The vitality of the prose literature was not much greater though its complete extinction was from the nature of the case impossible.
It is imperative that cream destined for butter-making should be free from pathogenic organisms.
His writings are marked by vigour and vitality of style, as well as by the highest qualities of the historian who recreates the past from the original sources; he had no sympathy with either legal or historical pedantry; and his death at Grand Canary on the, 9th of December 1906 deprived English law and letters of one of their most scholarly and most inspiring representatives, notable alike for sweetness of character, acuteness in criticism, and wisdom in counsel.
- We have seen that different lines vary in vitality and in longevity, that from the earliest times senescent branches are given off, that different lines vary in the rate of evolution, that extinction is often heralded by symptoms of racial old age, which, however, vary widely in different groups.
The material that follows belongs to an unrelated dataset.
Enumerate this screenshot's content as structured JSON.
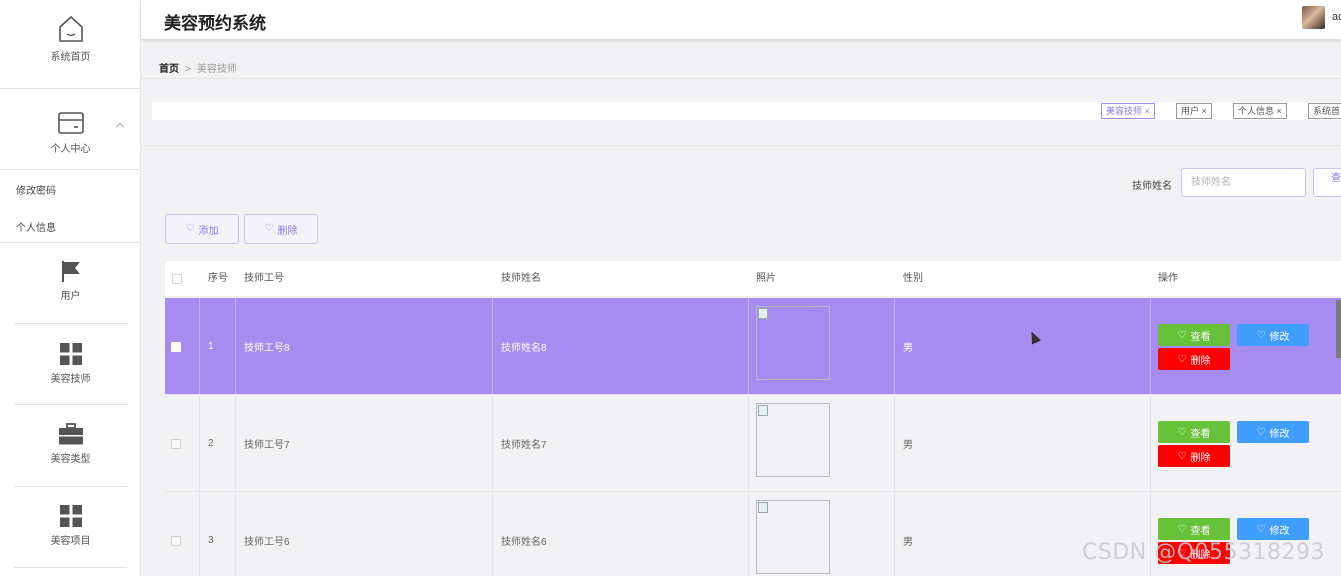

When sufficient vitality remains to produce a second generation it shows in increased intensity the feebleness of the preceding.
The movement had the seeds of great vitality in it.
They may be dried so thoroughly that they can easily be reduced to powder yet their vitality is not destroyed but only suspended; on being supplied with water they absorb it rapidly by their general surface and renew their activity.
In this connexion he established the very important practical conclusion that worms which contract the disease during their own life-cycle retain sufficient vitality to feed, develop and spin their cocoon, although the next generation is invariably infected and shows the disease in its most virulent and fatal form.
To make room for these we have to remember that the atomic nucleus has remained entirely undefined and beyond our problem; so that what may occur, say when two molecules come into close relations, is outside physical science - not, however, altogether outside, for we know that when the vital nexus in any portion of matter is dissolved, the atoms will remain, in their number, and their atmospheres, and all inorganic relations, as they were before vitality supervened.
That for any being to retain this intensified vitality the eating of the 9 See illustration in Toy's Ezekiel (Sacred Books of the Old Testament), p. 182.
As to later forms of religion, he appears to have held that they owe their vitality to their embodiment of the deep-seated moral feelings of our common humanity.
Experiments show that pure cultures, when mixed with garden soil constantly moistened short of saturation and kept in the dark at a temperature of 14° C., will retain their vitality for more than ten months; from moist soil kept at 26° C. they die out in about two months; from moist soil at 30° C. in seventeen days; and in dry soil at the same temperature within a week.
These segments, or " proglottides," become detached in groups, and if kept moist retain their powers of movement and vitality for a considerable time.
The system of "compositions" or fines, paid in many cases with the help of kinsmen, finds its natural place in the ancient, tribal period of English history and loses its vitality later on in consequence of the growth of central power and of the scattering of maegths.
The fact that it is possible to propagate these cells of one animal for years in other animals of the same species, without any loss of their vegetative vitality, suggests that this continued growth is kept up by a growth-stimulating substance present in the proper species of animal; this substance, however, has not the power of transforming the normal tissue into a cancerous one.
The vitality of these cells being altered there is imbibition and accumulation of watery fluid in their cytoplasm, causing swelling and vacuolation of the cells.
Recent investigations point to the conclusion that the immediate cause of the arrest of vitality, in the first place, and of its destruction, in the second, is the coagulation of certain substances in the protoplasm, and that the latter contains various coagulable matters, which solidify at different temperatures.